_WHAT IS REQUIRED_
Using the entries below, show all lines with the string "envelope".

Stored data:
⁂
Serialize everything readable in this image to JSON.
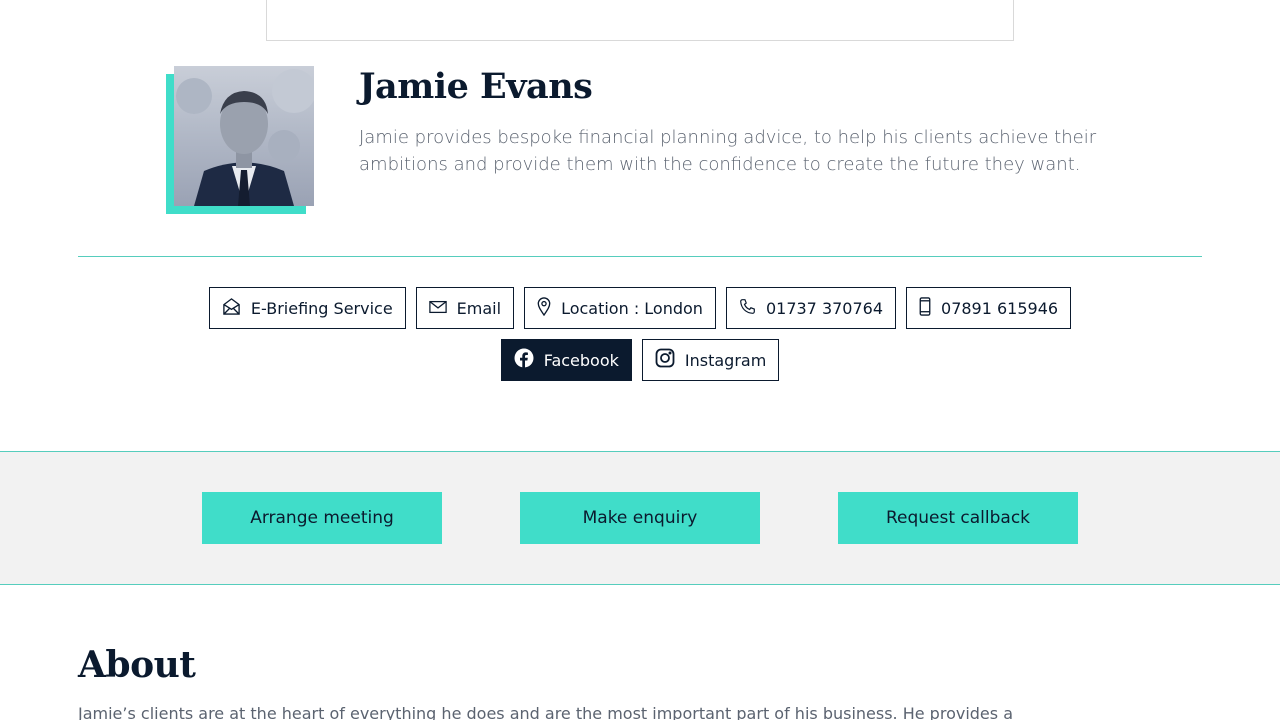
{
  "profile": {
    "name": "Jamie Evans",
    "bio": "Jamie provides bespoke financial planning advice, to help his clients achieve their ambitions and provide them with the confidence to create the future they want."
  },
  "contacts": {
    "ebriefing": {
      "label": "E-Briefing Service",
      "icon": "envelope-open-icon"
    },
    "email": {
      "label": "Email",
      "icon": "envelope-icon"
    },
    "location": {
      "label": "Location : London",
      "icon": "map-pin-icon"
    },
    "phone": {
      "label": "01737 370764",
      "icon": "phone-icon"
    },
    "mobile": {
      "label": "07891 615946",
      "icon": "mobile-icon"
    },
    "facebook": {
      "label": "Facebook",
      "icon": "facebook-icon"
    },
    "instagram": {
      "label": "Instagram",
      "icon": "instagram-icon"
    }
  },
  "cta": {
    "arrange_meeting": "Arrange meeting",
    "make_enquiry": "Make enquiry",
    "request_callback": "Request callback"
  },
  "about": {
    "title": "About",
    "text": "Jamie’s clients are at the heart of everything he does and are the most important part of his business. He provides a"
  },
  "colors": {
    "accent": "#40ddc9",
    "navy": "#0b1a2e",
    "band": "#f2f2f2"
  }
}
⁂
_TASK RESPONSE_
      "icon": "envelope-open-icon"
      "icon": "envelope-icon"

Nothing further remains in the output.